I know alot of people imagine factories in China to be dark and dismal sweatshops. But some of the most highly automated factories in the world are in, you guessed it, China, because that’s where the capital investment is.

Manufacturing is actually a much smaller part of the economy than retailing and distribution, which is being transformed at lightning speed by on-line shopping and highly efficient supply chains.

Nothing Trump wants to do will change this direction, no walls, no immigrant bans, no for-profit diploma mills funded by taxpayers. And a rising dollar is just growing foreign investment.

Good luck with Trumponomics.”

55 Recommended

Fact-Checking Hillary Clinton’s Economic Speech – The New York Times

“With both major-party presidential candidates vying for working-class voters, Hillary Clinton on Thursday followed Donald J. Trump to Michigan to outline her job-creation plans, answering his economic address on Monday in Detroit. Mrs. Clinton spoke at Futuramic Tool & Engineering Company in Macomb County, long known as a home to political ticket-splitters. Some of her statements deserved a closer look. Here are a few.Claim: “Even conservative experts say Trump’s agenda will pull our economy back into recession. And according to an independent analysis by a former economic adviser to Senator John McCain, if you add up all of Trump’s ideas — from cutting taxes for the wealthy and corporations, to starting a trade war with China, to deporting millions of hardworking immigrants — the result would be a loss of 3.4 million jobs. Now, by contrast, the same analyst found that with our plans, the economy would create more than 10 million new jobs.” ”

Source: Fact-Checking Hillary Clinton’s Economic Speech – The New York Times

The World’s Disappearing Sand – The New York Times

“MOST Westerners facing criminal charges in Cambodia would be thanking their lucky stars at finding themselves safe in another country. But Alejandro Gonzalez-Davidson, who is half British and half Spanish, is pleading with the Phnom Penh government to allow him back to stand trial along with three Cambodian colleagues. They’ve been charged, essentially, with interfering with the harvesting of one of the 21st century’s most valuable resources: sand.

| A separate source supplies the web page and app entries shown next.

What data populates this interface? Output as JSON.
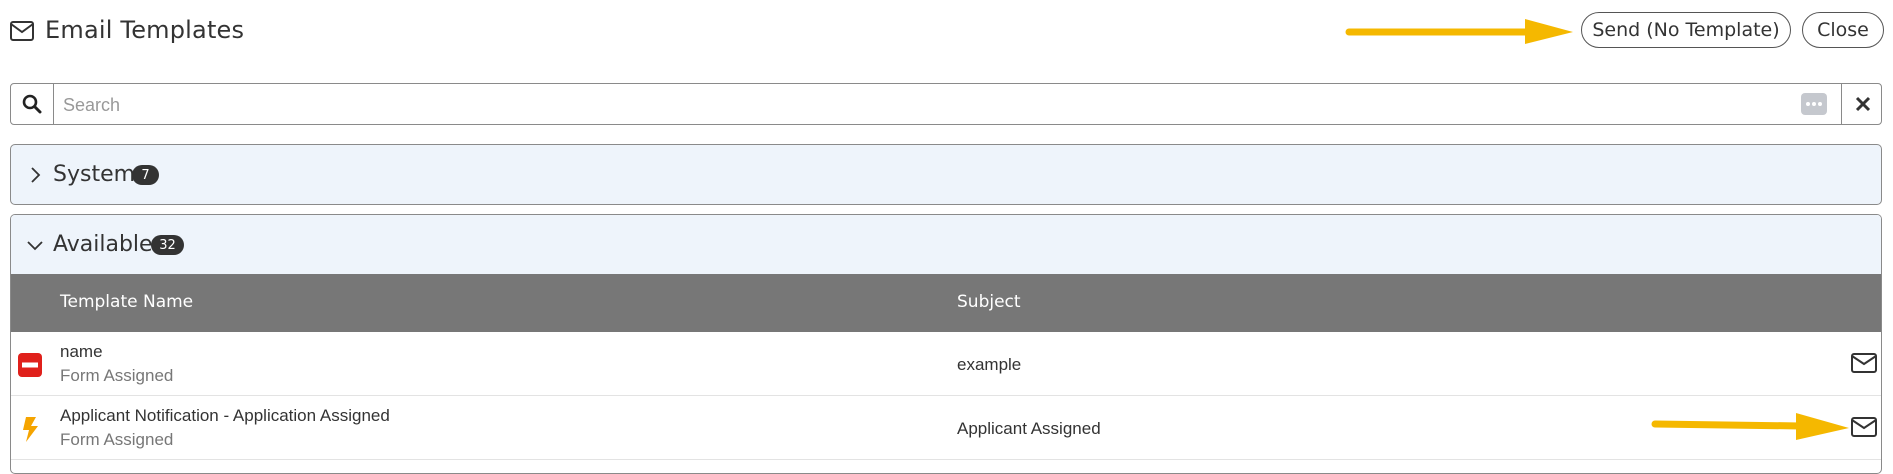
{
  "header": {
    "title": "Email Templates",
    "send_no_template_label": "Send (No Template)",
    "close_label": "Close"
  },
  "search": {
    "placeholder": "Search",
    "value": ""
  },
  "sections": {
    "system": {
      "label": "System",
      "count": "7",
      "expanded": false
    },
    "available": {
      "label": "Available",
      "count": "32",
      "expanded": true
    }
  },
  "table": {
    "columns": [
      "Template Name",
      "Subject"
    ],
    "rows": [
      {
        "name": "Form Assigned",
        "title": "name",
        "subject": "example",
        "icon": "disabled-minus-icon"
      },
      {
        "name": "Form Assigned",
        "title": "Applicant Notification - Application Assigned",
        "subject": "Applicant Assigned",
        "icon": "lightning-bolt-icon"
      }
    ]
  },
  "colors": {
    "table_header": "#777777",
    "section_bg": "#eef4fb",
    "annotation_arrow": "#f5b800",
    "disabled_icon": "#e0201b",
    "bolt_icon": "#f5a400"
  }
}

Believe it or not, we use more of this natural resource than any other except water and air. Sand is the thing modern cities are made of. Pretty much every apartment block, office tower and shopping mall from Beijing to Lagos, Nigeria, is made at least partly with concrete, which is basically just sand and gravel stuck together with cement. Every yard of asphalt road that connects all those buildings is also made with sand. So is every window in every one of those buildings.

Sand is the essential ingredient that makes modern life possible. And we are starting to run out.”

Source: The World’s Disappearing Sand – The New York Times

Not many comments yet on this article, but the few I reviewed are excellent, such as:

ando arike

Brooklyn, NY 2 hours ago

“Nearly a fifty years ago, MIT scientists released a computer-modeled study that was published, to great acclaim and controversy, as “Limits to Growth,” predicting a collapse of industrial civilization in the first half of the 21st century. The collapse would be caused, according to their forecast, by growth — in the economy, in population, in pollution, in consumption of finite resources. The depletion of sand described by Mr. Beiser here is yet another sign that those limits to growth have been reached — indeed, surpassed. Where is the leadership humanity needs to reverse our suicidal trajectory of growth, growth, growth? As the environmentalist Edward Abbey put it, “Growth for the sake of growth is the ideology of the cancer cell.” “